Eliminating Toxic Technology

I've just finished up editing a feature for a DBA community portal that examines the current wastage elements in typical technology deployments - a scenario the author described as 'toxic technology'. So what I hear you say right?

I've just finished up editing a feature for a DBA community portal that examines the current wastage elements in typical technology deployments - a scenario the author described as 'toxic technology'. So what I hear you say right? Another droning account of xyz per cent of software and/or other technology projects that fail to deliver on their original specifications. Well, there's a bit of that - and the odd smattering of stats to crunch on, but this one is different.

The author I worked with is a chap called John Thorp and he's president of The Thorp Network and chair of Val IT Steering Committee for ITGI. (Note to self, must remember to register “The Bridgwater Group”.) Anyway, Thorp kicks off with a quote from Jack Welch, the former chairman and CEO of General Electric between 1981 and 2001.

“The failed promises of the Information Age add up to the longest-running disappointment in business history. On the other hand, information technology has produced an enormous transition, something that companies should be grappling with and studying every day,” said Welch.

I read a lot of IT-focused management comment and, to be honest, most of it washes over me like misty PR puff. But there was something in some of Thorp's comments which just seemed to be well written and thought provoking. IBM's favourite developer message is empowering IT to drive the business and getting the two functions to work in concert. Ask Thorp for his take on that and you'd get, “The challenge facing enterprises today is not implementing technology, although this is certainly not becoming any easier, but implementing IT-enabled organisational change.”

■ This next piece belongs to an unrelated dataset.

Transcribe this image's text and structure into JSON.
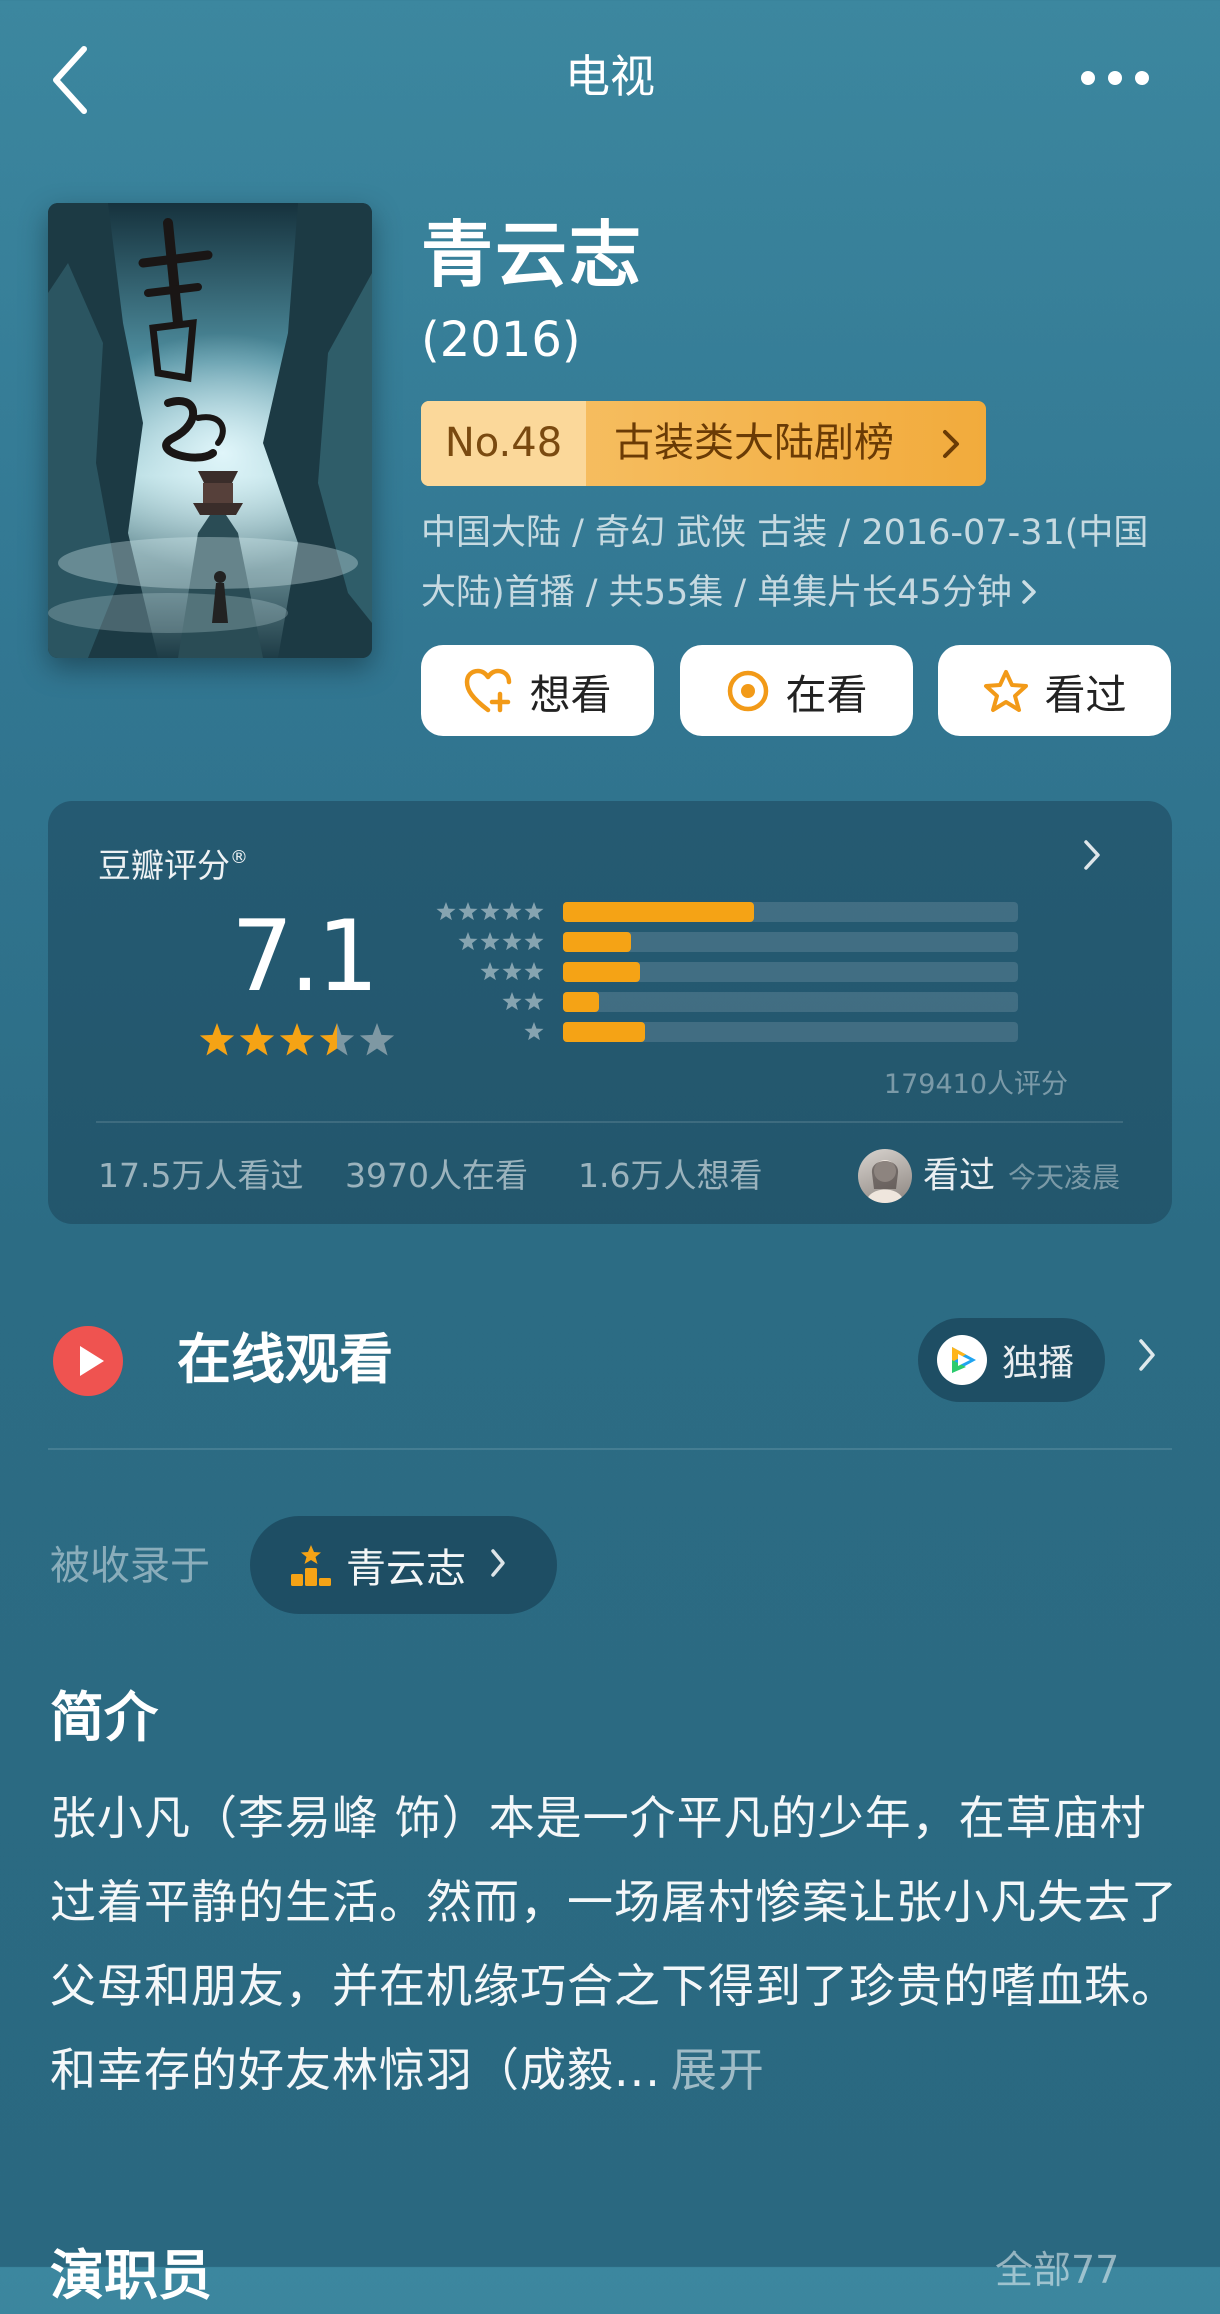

IT managers working with development teams with supporting RDBMS functions must get bombarded with opinions from their upper management on just exactly how they should manage their IT portfolio management practices.

Thorp's best comment was on leadership values in typical IT shops where he says that in many, if not most cases, while support from the top is ultimately essential - it has not always started at the top. A former colleague of his, Don Tapscott, once said, “Leadership can come from anywhere.”

I think that's a nice message for the average Joe. The developer on the block who thinks his or her team leader wouldn't know a robust platform structure from a hole in the ground. Anyway, what was I doing reading IT management pieces? I have a transatlantic plane trip this afternoon - that must have been it. Time to get my head firmly in the clouds.